Required action: Pull each line containing "toString" from the data.

(Interface dataset entries)
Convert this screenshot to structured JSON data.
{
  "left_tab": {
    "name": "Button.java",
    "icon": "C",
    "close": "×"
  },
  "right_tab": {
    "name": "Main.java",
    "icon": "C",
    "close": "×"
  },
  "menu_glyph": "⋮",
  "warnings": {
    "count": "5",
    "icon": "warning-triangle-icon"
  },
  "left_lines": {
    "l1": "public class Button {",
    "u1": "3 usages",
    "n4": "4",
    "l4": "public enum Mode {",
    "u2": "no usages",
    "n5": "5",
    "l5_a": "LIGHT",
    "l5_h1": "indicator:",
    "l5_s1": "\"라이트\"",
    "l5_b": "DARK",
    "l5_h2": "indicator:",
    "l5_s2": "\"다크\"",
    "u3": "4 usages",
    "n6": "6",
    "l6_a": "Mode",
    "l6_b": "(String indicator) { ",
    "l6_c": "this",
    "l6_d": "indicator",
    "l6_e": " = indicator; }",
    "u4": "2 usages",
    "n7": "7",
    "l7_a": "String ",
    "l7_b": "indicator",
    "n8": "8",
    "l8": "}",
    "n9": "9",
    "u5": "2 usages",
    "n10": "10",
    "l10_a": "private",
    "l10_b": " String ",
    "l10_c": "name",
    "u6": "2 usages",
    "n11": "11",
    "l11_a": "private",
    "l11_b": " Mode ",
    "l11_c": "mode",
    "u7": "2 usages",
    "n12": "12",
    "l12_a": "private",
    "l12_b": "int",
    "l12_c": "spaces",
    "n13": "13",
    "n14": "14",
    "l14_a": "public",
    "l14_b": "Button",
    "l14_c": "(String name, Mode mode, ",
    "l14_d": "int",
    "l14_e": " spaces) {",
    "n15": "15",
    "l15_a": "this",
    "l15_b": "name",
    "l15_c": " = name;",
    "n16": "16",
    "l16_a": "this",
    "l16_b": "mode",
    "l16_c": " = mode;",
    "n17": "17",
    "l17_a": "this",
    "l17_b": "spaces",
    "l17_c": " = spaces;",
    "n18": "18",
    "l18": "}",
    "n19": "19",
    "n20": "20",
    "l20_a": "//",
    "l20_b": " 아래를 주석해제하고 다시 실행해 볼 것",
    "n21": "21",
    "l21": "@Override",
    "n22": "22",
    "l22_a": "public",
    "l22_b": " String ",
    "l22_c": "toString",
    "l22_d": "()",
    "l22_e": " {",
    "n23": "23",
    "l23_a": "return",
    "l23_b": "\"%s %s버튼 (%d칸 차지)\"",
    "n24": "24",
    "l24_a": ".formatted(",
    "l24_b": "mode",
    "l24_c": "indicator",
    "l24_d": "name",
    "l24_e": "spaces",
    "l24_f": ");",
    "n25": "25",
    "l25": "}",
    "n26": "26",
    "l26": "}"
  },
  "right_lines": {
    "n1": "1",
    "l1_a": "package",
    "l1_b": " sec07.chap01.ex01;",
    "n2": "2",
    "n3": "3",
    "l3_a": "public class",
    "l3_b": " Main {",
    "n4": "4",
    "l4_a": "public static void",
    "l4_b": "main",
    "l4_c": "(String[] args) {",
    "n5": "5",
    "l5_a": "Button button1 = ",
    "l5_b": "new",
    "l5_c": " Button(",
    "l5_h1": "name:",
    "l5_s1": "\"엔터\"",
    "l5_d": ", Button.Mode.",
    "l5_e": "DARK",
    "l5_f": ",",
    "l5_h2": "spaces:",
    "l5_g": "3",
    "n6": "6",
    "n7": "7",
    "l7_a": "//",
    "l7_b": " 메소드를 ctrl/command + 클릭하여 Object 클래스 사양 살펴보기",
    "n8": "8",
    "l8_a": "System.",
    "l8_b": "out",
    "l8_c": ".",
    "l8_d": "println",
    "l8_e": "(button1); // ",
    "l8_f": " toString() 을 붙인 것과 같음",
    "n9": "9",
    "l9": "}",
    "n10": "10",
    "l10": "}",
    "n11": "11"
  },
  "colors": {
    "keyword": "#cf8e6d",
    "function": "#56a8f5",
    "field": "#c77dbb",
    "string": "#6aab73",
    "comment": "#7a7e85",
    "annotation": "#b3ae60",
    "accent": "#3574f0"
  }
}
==
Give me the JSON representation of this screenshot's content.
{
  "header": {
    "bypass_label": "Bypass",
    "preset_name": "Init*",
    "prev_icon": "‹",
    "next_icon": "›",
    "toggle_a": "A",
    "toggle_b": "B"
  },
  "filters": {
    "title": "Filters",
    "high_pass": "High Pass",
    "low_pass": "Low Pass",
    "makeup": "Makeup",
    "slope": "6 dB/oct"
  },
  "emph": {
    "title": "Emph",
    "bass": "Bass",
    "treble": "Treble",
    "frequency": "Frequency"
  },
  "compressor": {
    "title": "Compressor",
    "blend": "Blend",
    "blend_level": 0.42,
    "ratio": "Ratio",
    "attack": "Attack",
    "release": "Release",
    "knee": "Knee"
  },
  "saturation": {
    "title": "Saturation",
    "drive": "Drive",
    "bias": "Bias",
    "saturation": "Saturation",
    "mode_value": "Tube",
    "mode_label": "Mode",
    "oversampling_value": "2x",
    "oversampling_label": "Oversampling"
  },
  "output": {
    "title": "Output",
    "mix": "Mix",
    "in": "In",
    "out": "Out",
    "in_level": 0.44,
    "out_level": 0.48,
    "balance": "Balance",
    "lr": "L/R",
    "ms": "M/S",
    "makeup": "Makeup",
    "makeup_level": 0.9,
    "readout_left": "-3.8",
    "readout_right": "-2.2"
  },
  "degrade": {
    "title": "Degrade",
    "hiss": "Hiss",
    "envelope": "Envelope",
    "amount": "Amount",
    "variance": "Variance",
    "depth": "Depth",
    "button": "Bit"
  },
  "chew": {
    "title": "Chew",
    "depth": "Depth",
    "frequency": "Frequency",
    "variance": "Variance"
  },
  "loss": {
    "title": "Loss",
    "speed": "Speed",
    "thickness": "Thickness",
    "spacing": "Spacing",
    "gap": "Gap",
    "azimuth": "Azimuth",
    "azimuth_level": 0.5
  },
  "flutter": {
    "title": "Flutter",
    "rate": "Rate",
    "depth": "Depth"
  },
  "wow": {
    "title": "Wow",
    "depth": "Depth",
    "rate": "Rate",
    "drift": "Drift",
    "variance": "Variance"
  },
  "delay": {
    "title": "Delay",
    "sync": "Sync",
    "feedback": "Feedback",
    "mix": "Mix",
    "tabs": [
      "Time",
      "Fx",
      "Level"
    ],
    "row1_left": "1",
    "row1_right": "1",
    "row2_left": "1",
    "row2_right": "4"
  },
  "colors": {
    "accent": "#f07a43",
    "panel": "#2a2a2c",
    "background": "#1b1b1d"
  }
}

The completed task:
    "l22_c": "toString",
    "l8_f": " toString() 을 붙인 것과 같음",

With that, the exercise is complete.